Ellen Rowland summons us to presence, showing us the world through an unfiltered lens that asks us to consider the beauty and truth of the ordinary.
The poems in T’shuvah consider the question of what it means to “return” from the alienation that is inherent in surviving sexual violence.
Viewing nature as a spiritual discipline requires focus, quiet intention, listening for the smallest noises, and watching how change happens.
Alex Van Huynh’s first collection takes us into the deep inquiries of a mind fully engaged with both the known and unknowable. Informed by mythology, history, religion, and science, these poems explore “the whole world in miniature,” where the “pores of the earth pull beneath the sands,” as well as the vast expanses of sky and sea, where “drifting things must come naked.” Huynh’s subjects are often reminded “our condition is temporary,” but he is a voice who is establishing a permanent place for himself in American poetry.
The poems in Jeffrey L. Johnson’s collection, Babylon, trace paths we travel and describe places we occupy happily as pilgrims, adventurers, natives and citizens, and uneasily as refugees, captives, prisoners, and exiles. Even when we feel settled and at peace, circumstances and time move us to strange and foreign locations. These poems explore aspects of our perceptions of place.
I Don’t Understand Why It’s Crazy to Hear the Beautiful Songs of Nonexistent Birds is an expression of complex and misunderstood ecstasy. The collection is held together by all the inexpressible intangibles of being human. These poems, when taken together, offer a pocketful of contemplative fiddlings drawn from the search for holy fun that the shared spirit of all living things remembers.
Coming soon from Philip Jason
An invitation into the lives of women in the church—prophetesses, wives, saints, mothers, martyrs, daughters, and anyone who has been a tender of a family or community.
It’s This contemplates relationships, identity, love, loss, and radical transformation, finding acceptance, joy, and growing peace, as the speaker practices meditation, and falls more deeply in love with her wife. Employing spare, musical language and humor, and suffused with light, these vivid poems
So, we find ourselves here, in this book where you can split the meta-verse as often as you’d like, jumping around the various poems that I wrote during the pandemic. These poems reflect what my life was during those first fifteen months: scattered, overwhelmed, whimsical, nostalgic, pissed, political, exhausted, diseased, smitten.

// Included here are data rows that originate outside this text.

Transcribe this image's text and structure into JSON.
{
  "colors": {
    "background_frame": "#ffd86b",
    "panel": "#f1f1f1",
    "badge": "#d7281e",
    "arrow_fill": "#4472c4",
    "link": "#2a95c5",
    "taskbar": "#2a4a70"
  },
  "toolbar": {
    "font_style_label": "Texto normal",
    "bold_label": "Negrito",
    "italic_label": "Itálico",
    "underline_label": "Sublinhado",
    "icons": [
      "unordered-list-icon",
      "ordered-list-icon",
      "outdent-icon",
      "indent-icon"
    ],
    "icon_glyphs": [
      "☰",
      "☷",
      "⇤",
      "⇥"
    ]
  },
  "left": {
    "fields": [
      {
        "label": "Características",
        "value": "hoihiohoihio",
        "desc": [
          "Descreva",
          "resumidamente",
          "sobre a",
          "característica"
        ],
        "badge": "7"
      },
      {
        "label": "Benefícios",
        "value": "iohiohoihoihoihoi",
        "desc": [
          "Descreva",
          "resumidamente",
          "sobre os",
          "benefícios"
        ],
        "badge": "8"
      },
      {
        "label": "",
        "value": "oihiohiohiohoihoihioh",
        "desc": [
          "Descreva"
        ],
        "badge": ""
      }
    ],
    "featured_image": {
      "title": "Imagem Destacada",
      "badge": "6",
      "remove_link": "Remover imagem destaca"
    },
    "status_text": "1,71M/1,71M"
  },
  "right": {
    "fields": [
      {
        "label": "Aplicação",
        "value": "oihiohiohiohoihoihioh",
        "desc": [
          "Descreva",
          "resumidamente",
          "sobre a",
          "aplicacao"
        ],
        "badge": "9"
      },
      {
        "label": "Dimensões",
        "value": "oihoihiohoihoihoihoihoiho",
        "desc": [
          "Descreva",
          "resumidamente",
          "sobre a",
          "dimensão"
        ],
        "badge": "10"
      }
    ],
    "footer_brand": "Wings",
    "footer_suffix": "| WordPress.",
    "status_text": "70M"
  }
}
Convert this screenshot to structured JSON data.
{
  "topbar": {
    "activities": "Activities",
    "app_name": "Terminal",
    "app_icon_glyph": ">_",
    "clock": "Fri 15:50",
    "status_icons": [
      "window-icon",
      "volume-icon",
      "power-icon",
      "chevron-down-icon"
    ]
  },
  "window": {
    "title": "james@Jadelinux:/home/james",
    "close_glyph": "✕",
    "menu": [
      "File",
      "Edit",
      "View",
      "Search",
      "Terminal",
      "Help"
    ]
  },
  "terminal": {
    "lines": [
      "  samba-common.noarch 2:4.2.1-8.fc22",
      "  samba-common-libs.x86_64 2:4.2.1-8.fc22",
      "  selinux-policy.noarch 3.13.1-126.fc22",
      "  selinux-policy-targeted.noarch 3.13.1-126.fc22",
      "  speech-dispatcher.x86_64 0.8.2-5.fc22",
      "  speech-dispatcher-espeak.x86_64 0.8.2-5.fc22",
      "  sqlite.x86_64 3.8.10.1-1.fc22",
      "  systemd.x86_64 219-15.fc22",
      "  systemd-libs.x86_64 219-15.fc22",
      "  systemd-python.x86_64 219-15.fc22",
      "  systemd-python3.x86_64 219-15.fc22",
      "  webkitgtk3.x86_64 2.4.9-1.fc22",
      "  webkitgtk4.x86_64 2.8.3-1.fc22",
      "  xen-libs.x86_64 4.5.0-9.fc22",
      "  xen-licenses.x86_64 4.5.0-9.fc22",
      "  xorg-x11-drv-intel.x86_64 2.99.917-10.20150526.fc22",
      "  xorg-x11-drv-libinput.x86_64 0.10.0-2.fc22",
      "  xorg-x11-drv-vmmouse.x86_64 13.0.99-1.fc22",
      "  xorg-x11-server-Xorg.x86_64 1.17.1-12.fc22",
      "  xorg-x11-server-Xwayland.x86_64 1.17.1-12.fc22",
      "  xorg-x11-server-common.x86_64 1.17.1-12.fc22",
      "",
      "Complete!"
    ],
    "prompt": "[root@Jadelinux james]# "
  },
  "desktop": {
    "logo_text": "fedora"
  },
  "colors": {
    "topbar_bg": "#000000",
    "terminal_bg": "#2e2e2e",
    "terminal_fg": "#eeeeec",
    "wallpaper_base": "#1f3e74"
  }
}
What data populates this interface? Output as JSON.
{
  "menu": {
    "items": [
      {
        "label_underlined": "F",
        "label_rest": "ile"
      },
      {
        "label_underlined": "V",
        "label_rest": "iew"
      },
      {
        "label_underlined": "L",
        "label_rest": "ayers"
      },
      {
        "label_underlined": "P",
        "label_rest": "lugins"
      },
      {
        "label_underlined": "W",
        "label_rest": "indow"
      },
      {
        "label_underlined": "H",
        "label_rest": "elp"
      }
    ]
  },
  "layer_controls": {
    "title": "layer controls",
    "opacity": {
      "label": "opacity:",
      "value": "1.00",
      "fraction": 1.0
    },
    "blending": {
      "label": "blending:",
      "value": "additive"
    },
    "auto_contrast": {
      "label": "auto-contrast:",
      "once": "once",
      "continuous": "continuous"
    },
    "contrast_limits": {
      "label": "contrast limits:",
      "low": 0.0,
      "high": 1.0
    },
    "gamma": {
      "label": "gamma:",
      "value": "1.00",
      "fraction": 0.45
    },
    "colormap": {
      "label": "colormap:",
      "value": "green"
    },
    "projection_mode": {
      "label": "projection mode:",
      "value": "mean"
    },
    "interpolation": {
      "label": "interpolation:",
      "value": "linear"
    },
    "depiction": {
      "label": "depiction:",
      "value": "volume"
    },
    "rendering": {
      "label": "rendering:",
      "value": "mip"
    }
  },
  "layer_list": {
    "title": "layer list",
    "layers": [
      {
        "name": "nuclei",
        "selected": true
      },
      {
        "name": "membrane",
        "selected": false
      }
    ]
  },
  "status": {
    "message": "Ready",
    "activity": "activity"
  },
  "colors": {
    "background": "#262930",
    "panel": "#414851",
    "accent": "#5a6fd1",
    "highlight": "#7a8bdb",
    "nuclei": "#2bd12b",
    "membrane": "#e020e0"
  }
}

You may, of course, read straight through (if you dare), but if you do jump around